──────── RECORDED INFORMATION

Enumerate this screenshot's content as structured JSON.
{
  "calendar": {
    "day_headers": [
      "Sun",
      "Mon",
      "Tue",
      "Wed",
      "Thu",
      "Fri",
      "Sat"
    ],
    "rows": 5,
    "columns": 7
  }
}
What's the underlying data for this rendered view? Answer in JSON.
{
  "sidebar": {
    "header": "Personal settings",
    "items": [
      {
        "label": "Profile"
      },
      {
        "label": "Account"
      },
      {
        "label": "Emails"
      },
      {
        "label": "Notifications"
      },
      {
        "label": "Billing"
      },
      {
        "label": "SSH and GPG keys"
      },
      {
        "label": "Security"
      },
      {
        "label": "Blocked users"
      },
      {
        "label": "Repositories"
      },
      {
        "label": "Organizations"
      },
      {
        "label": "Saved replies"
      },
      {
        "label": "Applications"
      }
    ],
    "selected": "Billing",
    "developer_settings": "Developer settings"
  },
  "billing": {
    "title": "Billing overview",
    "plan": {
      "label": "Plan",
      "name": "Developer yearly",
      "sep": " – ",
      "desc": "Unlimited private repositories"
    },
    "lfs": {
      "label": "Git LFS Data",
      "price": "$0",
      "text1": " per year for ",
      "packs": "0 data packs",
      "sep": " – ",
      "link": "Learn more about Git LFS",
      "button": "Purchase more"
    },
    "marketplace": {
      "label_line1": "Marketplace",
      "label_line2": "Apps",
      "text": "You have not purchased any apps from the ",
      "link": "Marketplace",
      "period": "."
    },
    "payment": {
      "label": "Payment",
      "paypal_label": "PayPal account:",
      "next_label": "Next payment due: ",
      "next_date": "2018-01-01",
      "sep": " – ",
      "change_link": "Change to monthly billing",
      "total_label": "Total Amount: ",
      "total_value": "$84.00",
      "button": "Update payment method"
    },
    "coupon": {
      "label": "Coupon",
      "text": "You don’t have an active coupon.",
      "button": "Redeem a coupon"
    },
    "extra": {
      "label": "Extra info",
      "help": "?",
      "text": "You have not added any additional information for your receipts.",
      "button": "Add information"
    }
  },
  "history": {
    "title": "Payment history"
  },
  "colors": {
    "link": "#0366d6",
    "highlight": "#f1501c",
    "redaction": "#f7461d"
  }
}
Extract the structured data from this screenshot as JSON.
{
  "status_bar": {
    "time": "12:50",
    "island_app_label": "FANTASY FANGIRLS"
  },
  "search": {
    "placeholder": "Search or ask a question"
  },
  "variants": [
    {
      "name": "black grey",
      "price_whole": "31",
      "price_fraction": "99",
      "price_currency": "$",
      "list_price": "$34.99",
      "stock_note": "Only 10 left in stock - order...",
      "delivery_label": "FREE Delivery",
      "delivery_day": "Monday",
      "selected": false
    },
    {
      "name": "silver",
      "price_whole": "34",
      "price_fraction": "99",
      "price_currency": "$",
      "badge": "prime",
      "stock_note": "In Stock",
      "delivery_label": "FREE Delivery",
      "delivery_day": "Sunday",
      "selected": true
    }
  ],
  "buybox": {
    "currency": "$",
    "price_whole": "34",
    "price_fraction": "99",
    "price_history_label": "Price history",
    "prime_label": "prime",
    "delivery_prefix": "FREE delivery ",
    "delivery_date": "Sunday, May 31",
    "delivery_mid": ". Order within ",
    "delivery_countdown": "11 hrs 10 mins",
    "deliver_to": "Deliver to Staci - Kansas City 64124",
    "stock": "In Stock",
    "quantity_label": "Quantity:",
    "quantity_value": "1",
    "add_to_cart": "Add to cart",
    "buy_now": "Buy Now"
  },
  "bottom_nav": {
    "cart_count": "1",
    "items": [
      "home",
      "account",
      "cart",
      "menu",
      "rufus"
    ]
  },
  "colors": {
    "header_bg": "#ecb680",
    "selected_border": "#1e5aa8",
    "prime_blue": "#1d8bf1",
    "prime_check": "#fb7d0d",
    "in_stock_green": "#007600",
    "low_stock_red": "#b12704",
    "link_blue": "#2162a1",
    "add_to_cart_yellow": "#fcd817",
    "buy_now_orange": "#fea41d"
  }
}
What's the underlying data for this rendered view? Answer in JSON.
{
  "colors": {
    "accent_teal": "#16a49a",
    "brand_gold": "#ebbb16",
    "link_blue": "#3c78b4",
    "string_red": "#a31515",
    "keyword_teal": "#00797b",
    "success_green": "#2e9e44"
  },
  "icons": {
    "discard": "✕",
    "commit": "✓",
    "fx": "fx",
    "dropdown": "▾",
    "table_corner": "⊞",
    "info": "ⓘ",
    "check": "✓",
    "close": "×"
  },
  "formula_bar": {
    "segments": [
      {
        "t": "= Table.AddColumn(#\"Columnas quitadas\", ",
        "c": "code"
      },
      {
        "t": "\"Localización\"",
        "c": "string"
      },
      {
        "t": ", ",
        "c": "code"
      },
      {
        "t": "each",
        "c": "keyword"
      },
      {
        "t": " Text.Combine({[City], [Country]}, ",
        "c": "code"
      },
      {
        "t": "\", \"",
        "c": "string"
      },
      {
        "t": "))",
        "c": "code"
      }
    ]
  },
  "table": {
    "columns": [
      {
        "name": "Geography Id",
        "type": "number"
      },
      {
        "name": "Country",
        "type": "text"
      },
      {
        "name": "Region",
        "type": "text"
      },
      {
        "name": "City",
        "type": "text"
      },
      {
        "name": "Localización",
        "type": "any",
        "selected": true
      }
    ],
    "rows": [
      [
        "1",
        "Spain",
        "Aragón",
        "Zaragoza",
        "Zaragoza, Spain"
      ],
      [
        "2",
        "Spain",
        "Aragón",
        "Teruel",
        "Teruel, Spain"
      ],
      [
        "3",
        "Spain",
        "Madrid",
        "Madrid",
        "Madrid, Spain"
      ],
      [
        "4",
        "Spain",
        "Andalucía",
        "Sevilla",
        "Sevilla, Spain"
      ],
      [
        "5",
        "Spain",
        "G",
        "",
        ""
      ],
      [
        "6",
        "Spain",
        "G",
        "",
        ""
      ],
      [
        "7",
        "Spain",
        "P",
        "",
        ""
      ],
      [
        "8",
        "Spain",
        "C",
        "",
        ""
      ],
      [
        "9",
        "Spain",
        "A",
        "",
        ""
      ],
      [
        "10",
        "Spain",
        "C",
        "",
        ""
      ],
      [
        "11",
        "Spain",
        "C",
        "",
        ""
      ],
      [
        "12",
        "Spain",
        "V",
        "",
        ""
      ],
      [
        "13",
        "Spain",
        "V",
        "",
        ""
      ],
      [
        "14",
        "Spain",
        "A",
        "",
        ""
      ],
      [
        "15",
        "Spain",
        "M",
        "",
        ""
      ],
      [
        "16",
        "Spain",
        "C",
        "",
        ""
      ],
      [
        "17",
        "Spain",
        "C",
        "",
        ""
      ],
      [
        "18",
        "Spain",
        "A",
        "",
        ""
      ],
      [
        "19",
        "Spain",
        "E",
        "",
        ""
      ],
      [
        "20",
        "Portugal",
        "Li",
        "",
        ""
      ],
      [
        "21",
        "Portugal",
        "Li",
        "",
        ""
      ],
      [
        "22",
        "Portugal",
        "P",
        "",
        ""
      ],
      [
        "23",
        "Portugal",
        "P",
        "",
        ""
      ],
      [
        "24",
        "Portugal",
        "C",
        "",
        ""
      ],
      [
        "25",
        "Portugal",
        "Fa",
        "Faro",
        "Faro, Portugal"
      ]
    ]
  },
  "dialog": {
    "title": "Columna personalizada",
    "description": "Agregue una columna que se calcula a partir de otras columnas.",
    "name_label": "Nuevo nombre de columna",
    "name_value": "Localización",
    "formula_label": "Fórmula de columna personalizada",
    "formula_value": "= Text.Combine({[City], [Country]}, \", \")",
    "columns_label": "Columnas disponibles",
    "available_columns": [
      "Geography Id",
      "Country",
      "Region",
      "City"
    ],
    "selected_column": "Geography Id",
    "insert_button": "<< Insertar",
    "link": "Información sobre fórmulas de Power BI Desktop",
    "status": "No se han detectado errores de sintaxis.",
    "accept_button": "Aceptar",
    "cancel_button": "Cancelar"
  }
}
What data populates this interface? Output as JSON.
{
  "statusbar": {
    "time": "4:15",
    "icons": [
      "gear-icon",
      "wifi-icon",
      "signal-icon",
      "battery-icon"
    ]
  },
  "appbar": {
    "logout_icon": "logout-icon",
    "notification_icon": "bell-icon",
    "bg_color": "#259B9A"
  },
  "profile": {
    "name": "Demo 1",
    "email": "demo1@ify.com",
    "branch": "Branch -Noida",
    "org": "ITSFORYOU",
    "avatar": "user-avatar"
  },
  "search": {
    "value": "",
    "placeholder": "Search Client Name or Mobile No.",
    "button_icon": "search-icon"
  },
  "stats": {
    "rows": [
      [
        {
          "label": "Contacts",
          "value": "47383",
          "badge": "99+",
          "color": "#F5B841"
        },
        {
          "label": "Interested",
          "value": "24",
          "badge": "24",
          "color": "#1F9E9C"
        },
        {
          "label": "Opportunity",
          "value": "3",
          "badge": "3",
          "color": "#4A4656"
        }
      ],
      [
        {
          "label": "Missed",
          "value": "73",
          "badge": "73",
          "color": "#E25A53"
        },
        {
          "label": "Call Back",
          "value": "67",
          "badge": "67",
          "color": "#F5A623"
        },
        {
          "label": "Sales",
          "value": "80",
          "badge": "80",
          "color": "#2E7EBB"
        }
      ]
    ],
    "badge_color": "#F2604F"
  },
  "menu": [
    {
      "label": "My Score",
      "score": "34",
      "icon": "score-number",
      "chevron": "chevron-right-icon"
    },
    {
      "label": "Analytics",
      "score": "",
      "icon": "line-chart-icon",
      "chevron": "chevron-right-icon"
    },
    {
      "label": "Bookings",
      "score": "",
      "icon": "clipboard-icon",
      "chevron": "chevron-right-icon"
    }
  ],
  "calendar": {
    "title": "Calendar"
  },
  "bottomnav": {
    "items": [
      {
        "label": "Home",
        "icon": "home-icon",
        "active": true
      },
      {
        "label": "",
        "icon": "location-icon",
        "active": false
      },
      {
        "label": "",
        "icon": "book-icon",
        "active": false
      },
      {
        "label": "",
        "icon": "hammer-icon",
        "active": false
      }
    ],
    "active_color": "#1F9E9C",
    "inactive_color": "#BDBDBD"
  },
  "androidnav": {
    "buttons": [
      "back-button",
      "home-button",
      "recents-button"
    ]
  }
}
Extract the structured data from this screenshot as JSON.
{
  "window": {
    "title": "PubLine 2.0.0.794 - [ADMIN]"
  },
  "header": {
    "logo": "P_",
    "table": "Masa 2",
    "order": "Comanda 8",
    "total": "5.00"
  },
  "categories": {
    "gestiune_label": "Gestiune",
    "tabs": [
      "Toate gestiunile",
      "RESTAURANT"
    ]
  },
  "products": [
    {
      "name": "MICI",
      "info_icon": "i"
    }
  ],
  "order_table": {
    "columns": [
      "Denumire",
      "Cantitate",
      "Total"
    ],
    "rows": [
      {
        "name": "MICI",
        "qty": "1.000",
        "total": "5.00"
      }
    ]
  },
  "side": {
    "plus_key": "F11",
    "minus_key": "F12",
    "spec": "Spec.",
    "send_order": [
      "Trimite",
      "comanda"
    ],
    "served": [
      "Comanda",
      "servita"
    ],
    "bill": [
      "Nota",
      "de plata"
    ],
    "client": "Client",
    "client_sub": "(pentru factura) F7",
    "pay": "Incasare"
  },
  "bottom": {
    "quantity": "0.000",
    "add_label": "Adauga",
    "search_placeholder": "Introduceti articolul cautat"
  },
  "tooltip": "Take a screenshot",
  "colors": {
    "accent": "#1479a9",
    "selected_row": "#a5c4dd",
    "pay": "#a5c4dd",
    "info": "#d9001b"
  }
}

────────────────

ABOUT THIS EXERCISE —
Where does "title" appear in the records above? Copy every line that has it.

TASK OUTPUT —
    "title": "Billing overview",
    "title": "Payment history"
    "title": "Columna personalizada",
    "title": "Calendar"
    "title": "PubLine 2.0.0.794 - [ADMIN]"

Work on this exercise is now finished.